━━ DATA TO PROCESS ━━

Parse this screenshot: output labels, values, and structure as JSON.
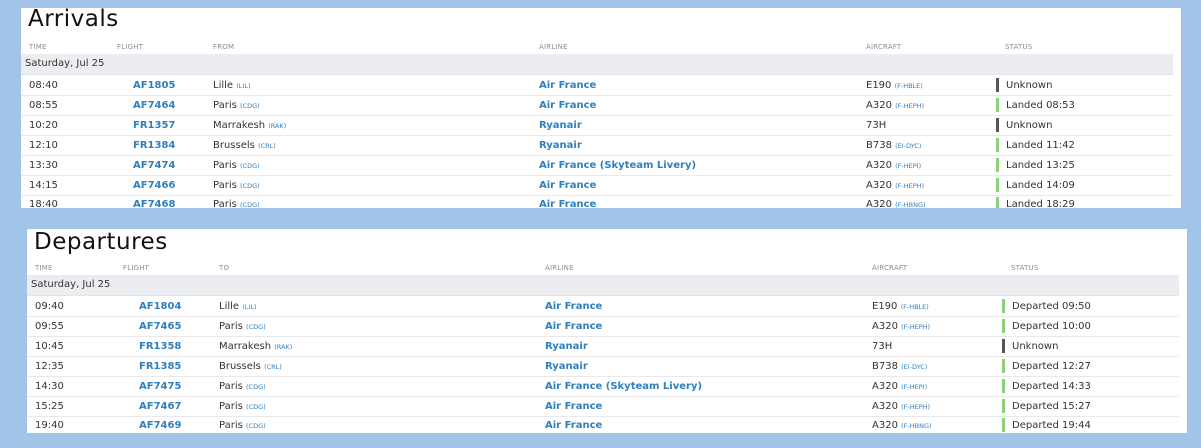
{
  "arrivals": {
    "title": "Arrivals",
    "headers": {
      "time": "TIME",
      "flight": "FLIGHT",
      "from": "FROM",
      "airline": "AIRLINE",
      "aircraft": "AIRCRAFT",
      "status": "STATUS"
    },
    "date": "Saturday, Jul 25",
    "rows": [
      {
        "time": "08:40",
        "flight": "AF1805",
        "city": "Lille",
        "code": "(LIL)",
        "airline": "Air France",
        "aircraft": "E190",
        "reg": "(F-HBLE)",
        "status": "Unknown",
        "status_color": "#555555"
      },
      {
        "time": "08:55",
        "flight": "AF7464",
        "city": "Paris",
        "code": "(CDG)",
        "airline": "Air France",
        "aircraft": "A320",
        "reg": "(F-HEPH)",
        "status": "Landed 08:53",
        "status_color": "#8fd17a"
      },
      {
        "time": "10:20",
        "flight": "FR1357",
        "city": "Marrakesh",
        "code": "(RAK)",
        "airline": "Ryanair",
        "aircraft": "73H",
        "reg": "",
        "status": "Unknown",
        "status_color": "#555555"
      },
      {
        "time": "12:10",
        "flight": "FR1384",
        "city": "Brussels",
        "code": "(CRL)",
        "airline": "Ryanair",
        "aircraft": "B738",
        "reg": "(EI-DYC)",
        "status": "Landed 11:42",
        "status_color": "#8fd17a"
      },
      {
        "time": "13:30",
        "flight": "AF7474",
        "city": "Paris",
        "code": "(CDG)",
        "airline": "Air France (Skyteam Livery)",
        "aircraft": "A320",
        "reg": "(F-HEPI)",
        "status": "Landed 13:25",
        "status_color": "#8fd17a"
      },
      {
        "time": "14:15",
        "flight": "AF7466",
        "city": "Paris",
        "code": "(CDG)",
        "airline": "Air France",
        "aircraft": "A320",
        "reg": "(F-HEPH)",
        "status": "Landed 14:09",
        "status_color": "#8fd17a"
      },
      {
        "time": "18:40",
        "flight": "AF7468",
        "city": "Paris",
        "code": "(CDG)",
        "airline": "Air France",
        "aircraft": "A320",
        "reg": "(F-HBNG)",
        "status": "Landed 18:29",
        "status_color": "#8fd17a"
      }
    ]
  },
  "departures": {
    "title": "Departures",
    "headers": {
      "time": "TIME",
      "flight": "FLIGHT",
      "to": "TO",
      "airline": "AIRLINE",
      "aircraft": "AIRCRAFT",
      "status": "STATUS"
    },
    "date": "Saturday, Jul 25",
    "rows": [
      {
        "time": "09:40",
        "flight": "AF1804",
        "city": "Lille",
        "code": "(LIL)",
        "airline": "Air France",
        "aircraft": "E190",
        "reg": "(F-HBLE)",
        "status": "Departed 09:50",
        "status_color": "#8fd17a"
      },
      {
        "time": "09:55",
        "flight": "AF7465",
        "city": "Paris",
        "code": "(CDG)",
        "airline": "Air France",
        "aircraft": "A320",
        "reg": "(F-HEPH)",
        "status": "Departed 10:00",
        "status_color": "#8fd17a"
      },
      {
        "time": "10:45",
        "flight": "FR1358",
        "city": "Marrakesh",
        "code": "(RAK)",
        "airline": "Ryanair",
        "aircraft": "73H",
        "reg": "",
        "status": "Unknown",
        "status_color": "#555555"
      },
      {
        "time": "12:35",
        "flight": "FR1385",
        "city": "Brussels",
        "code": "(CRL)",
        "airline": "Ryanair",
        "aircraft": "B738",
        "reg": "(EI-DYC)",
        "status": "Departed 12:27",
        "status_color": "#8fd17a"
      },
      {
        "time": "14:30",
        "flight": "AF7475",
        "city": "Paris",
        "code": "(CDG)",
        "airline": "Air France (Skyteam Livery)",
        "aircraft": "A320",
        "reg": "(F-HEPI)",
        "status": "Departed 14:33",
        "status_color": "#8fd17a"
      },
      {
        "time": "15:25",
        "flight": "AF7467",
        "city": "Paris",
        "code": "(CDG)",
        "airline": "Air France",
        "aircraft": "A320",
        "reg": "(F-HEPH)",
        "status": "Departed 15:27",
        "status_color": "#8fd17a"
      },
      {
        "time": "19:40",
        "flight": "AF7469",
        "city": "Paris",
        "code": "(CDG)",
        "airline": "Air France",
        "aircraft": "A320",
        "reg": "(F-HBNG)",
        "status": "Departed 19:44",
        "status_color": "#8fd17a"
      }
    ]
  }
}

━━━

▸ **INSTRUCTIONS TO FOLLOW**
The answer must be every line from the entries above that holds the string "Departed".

▸ **ANSWER TO THIS EXERCISE**
        "status": "Departed 09:50",
        "status": "Departed 10:00",
        "status": "Departed 12:27",
        "status": "Departed 14:33",
        "status": "Departed 15:27",
        "status": "Departed 19:44",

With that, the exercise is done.